  • How can you start to build real and authentic friendships with these people?

  • How can you encourage them?

  • How can you pray for them?

  • How can you speak truth to their life and the things that they are going through?

  • How can you stand up for the injustices that are taking place at your school or on your campus?

Your Workplace

  • How can you build real and authentic friendships?

  • How can you show the love of Christ to the people that you work with?

  • Maybe it’s:

    • Fully listening and engaging

    • Giving someone the time and space to share their thoughts and ideas

    • Making yourself open and available to help or to problem solve

  • What are some of the things that your co-workers are going through?

  • How can you encourage them?

  • How can you speak truth to their situation?

Your City

  • Who needs the love of Christ?

  • How do you show them the love of Christ?

  • What are some of the injustices in your city? Or situations that are not how God intended things to be?

  • It may be:

    • Homelessness

    • Poverty

    • Segregation

    • Human Sex Trafficking

    • Drug Addiction

    • Violence

    • Or other issues that your city is facing

  • How can the love of Christ transform your city?

  • How do you stand up for injustice?

  • How can you be praying over these issues?

  • What resources are available in your city? How can you be a resource or provide resources?

  • What opportunities are available for you to be the hands and feet of Jesus?

This Nation/All Nations

  • Who needs the love of Christ?

  • What are some of the injustices in this world?

  • What situations are not how God intended things to be?

  • Who is being persecuted? Who are on the margins?

  • How can the love of Jesus Christ change or transform these situations?

  • How can you be praying?

  • What resources are available? How can you be a resource or provide resources?

  • What opportunities are available for you to be the hands and feet of Jesus?

As You Go

Jesus is commanding us to go and calling us to love. For some, you may be the only “Jesus” they will see. May you “let your light shine before others so that they may see your good works and give glory to your Father who is in heaven (Matthew 5:16).”

May we step into the mission field that He’s called us to with confidence knowing that God is with us to the end of the age.   
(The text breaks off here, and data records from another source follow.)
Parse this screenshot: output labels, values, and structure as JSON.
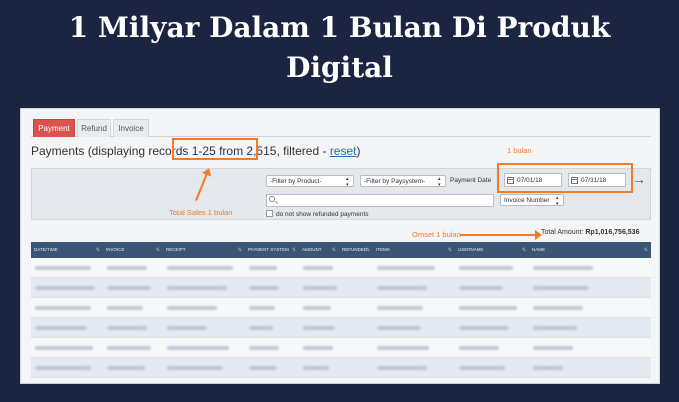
{
  "headline": {
    "line1": "1 Milyar Dalam 1 Bulan Di Produk",
    "line2": "Digital"
  },
  "tabs": [
    {
      "label": "Payment",
      "active": true
    },
    {
      "label": "Refund",
      "active": false
    },
    {
      "label": "Invoice",
      "active": false
    }
  ],
  "heading": {
    "prefix": "Payments (displaying records ",
    "records": "1-25 from 2,515",
    "suffix": ", filtered - ",
    "reset": "reset",
    "close": ")"
  },
  "filters": {
    "product": "-Filter by Product-",
    "paysystem": "-Filter by Paysystem-",
    "payment_date_label": "Payment Date",
    "date_from": "07/01/18",
    "date_to": "07/31/18",
    "search_value": "",
    "invoice_select": "Invoice Number",
    "refund_checkbox_label": "do not show refunded payments",
    "refund_checked": false
  },
  "annotations": {
    "one_month": "1 bulan",
    "total_sales": "Total Sales 1 bulan",
    "omset": "Omset 1 bulan",
    "color": "#f07c2a"
  },
  "total": {
    "label": "Total Amount: ",
    "value": "Rp1,016,756,536"
  },
  "table": {
    "columns": [
      "DATE/TIME",
      "INVOICE",
      "RECEIPT",
      "PAYMENT SYSTEM",
      "AMOUNT",
      "REFUNDED",
      "ITEMS",
      "USERNAME",
      "NAME"
    ],
    "rows_visible": 6,
    "note": "cell values are blurred in the screenshot"
  }
}
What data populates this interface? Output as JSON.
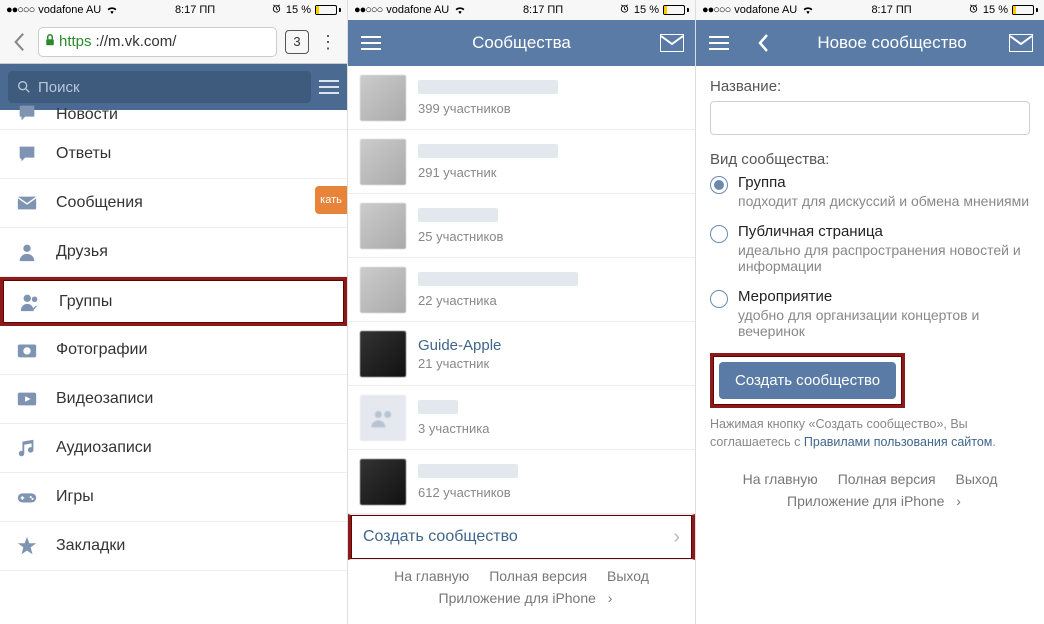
{
  "status": {
    "carrier": "vodafone AU",
    "time": "8:17 ПП",
    "battery": "15 %",
    "signal_dots": "●●○○○"
  },
  "safari": {
    "https": "https",
    "url": "://m.vk.com/",
    "tab_count": "3"
  },
  "pane1": {
    "search_placeholder": "Поиск",
    "menu": [
      {
        "label": "Новости",
        "icon": "speech"
      },
      {
        "label": "Ответы",
        "icon": "reply"
      },
      {
        "label": "Сообщения",
        "icon": "envelope"
      },
      {
        "label": "Друзья",
        "icon": "person"
      },
      {
        "label": "Группы",
        "icon": "people",
        "highlight": true
      },
      {
        "label": "Фотографии",
        "icon": "camera"
      },
      {
        "label": "Видеозаписи",
        "icon": "video"
      },
      {
        "label": "Аудиозаписи",
        "icon": "music"
      },
      {
        "label": "Игры",
        "icon": "gamepad"
      },
      {
        "label": "Закладки",
        "icon": "star"
      }
    ],
    "side_tab": "кать"
  },
  "pane2": {
    "title": "Сообщества",
    "groups": [
      {
        "sub": "399 участников"
      },
      {
        "sub": "291 участник"
      },
      {
        "sub": "25 участников"
      },
      {
        "sub": "22 участника"
      },
      {
        "title": "Guide-Apple",
        "sub": "21 участник",
        "dark": true
      },
      {
        "sub": "3 участника",
        "plain": true
      },
      {
        "sub": "612 участников",
        "dark": true
      }
    ],
    "create": "Создать сообщество",
    "footer": {
      "home": "На главную",
      "full": "Полная версия",
      "exit": "Выход",
      "app": "Приложение для iPhone"
    }
  },
  "pane3": {
    "title": "Новое сообщество",
    "name_label": "Название:",
    "type_label": "Вид сообщества:",
    "options": [
      {
        "label": "Группа",
        "desc": "подходит для дискуссий и обмена мнениями",
        "selected": true
      },
      {
        "label": "Публичная страница",
        "desc": "идеально для распространения новостей и информации"
      },
      {
        "label": "Мероприятие",
        "desc": "удобно для организации концертов и вечеринок"
      }
    ],
    "create_btn": "Создать сообщество",
    "agree_pre": "Нажимая кнопку «Создать сообщество», Вы соглашаетесь с ",
    "agree_link": "Правилами пользования сайтом",
    "footer": {
      "home": "На главную",
      "full": "Полная версия",
      "exit": "Выход",
      "app": "Приложение для iPhone"
    }
  }
}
Dena is a storyteller, artist, dreamer, doer, and follower of Jesus Christ. Week by week, you’ll find her bringing new ideas to life in the marketing world, preparing and teaching a small group Bible study, and scribbling down her thoughts and new ideas in a cafe. She loves writing, traveling, poetry, photography, and connecting with people beyond the small talk.